(MATERIAL FOR THIS TASK)

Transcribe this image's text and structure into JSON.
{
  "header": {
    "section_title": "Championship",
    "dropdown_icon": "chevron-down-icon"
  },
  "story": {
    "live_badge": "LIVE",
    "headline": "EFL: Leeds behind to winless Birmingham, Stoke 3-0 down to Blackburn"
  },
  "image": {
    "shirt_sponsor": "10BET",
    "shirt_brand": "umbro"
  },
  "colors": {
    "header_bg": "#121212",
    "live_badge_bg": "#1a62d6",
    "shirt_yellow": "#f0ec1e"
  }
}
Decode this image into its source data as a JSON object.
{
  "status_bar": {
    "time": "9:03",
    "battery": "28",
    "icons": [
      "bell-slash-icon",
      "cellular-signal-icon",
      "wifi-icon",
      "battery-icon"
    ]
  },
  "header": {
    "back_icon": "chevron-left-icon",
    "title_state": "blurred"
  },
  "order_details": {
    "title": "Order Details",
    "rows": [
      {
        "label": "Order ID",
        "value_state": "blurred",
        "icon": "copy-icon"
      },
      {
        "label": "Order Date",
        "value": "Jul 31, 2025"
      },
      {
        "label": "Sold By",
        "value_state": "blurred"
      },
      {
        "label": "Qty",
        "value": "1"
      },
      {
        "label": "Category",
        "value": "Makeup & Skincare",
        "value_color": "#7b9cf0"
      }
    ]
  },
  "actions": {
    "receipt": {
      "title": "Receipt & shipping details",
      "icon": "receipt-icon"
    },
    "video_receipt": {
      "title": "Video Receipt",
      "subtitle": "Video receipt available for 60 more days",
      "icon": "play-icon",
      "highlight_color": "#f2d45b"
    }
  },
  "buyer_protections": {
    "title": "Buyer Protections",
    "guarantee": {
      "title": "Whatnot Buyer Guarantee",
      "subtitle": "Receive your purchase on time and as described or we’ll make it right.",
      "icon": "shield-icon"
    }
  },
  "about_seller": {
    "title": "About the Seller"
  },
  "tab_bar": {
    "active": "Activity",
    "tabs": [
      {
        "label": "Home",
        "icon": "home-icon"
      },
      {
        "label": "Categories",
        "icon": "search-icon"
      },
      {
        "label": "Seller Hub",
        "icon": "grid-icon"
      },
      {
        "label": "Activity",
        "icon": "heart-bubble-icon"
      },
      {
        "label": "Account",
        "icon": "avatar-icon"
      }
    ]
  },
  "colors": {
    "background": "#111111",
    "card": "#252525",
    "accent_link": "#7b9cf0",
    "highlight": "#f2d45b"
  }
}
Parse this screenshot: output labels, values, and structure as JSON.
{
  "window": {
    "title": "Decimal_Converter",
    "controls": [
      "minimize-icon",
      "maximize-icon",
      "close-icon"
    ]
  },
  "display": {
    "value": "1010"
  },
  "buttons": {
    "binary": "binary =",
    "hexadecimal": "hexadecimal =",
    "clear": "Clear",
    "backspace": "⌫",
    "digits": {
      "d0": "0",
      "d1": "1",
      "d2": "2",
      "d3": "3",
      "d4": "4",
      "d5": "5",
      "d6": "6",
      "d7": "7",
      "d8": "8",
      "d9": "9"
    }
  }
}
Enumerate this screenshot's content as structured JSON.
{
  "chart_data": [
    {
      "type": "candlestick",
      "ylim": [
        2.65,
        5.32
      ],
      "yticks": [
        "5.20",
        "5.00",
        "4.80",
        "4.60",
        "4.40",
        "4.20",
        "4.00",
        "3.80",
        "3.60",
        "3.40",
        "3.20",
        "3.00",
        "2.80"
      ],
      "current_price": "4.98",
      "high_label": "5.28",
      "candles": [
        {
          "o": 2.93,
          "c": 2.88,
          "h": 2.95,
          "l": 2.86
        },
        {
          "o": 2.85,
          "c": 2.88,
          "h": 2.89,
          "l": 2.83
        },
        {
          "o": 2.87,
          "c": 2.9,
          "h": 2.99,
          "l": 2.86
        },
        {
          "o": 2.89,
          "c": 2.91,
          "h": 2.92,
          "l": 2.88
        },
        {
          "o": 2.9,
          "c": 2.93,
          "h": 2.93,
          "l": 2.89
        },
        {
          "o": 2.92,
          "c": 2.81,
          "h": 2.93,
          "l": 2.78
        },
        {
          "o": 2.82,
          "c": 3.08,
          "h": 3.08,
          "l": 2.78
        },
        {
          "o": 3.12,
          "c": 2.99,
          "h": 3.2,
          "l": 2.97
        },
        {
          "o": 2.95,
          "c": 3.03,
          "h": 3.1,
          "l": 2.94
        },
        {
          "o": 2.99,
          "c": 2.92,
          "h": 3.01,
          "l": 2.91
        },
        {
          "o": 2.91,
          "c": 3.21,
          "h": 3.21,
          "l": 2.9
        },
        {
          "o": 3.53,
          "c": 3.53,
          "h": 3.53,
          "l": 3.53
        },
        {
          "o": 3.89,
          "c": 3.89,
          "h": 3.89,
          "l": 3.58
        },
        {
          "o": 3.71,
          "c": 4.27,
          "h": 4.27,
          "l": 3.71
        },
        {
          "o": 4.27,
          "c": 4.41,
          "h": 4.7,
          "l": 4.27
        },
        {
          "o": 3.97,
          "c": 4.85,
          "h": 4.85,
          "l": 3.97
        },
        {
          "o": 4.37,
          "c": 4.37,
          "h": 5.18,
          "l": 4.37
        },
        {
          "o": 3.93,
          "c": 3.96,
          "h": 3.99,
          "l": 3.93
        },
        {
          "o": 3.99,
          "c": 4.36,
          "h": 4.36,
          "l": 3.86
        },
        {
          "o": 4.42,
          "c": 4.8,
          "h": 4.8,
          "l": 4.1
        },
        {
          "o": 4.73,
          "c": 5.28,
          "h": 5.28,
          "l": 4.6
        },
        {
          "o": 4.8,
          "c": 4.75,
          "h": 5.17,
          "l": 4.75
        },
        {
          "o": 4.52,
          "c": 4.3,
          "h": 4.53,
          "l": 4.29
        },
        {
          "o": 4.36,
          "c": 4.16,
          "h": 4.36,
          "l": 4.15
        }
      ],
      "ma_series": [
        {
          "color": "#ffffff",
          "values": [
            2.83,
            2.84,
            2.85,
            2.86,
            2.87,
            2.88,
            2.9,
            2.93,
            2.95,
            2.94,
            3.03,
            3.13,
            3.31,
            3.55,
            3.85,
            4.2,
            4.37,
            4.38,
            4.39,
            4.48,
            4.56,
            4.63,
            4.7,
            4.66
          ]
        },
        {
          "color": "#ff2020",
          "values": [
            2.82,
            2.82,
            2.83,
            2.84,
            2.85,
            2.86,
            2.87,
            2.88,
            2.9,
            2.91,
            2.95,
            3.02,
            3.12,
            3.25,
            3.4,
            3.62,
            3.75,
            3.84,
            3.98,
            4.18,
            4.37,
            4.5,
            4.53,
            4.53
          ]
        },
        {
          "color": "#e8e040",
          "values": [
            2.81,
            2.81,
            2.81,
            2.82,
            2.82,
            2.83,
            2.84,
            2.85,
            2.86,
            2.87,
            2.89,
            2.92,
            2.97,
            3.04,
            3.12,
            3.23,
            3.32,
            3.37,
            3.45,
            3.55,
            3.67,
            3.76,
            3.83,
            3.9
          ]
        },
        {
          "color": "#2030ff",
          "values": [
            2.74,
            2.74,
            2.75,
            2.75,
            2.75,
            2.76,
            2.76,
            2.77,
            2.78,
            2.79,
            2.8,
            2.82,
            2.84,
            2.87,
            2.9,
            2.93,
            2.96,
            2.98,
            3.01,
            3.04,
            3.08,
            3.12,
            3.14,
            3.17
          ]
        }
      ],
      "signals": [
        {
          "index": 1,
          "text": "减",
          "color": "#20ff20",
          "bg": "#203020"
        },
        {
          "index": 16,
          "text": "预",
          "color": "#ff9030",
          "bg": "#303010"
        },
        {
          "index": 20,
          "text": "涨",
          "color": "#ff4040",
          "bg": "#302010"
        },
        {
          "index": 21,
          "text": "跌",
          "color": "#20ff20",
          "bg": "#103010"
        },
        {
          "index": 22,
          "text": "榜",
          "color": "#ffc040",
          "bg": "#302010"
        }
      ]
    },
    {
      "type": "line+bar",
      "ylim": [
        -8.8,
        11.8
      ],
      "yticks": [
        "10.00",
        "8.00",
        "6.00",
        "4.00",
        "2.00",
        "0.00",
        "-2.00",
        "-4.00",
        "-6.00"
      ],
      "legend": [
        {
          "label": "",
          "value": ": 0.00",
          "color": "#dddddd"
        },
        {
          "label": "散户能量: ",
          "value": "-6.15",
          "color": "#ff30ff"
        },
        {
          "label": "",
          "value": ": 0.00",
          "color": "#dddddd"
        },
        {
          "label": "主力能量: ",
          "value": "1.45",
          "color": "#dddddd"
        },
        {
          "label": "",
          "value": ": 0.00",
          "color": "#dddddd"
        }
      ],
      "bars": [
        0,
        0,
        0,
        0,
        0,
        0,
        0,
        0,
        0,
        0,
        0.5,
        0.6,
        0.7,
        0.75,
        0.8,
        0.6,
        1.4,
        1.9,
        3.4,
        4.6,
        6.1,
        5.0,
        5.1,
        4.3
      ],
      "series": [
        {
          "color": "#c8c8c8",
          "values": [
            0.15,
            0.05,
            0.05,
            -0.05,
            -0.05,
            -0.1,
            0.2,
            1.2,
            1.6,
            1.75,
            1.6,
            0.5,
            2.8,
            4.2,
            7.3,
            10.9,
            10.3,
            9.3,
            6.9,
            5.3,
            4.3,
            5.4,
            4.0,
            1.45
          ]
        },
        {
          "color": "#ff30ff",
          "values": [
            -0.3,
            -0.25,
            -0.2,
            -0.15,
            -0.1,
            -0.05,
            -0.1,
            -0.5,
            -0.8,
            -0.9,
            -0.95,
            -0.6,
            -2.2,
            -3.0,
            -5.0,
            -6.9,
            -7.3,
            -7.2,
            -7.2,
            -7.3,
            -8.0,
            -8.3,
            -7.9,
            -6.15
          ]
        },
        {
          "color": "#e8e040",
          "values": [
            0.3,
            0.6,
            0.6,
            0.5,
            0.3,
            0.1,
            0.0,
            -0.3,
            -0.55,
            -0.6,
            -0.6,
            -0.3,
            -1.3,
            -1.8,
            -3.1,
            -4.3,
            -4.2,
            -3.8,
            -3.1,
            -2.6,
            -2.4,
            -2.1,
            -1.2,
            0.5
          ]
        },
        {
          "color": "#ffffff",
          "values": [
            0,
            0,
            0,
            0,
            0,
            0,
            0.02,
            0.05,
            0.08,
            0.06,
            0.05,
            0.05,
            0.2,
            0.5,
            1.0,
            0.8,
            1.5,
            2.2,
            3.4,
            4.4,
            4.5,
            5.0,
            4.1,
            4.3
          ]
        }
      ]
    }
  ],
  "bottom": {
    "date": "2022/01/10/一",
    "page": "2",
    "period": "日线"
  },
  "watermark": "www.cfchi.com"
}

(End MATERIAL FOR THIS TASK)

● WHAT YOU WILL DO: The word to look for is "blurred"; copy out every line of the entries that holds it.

● THE ANSWER:
    "title_state": "blurred"
        "value_state": "blurred",
        "value_state": "blurred"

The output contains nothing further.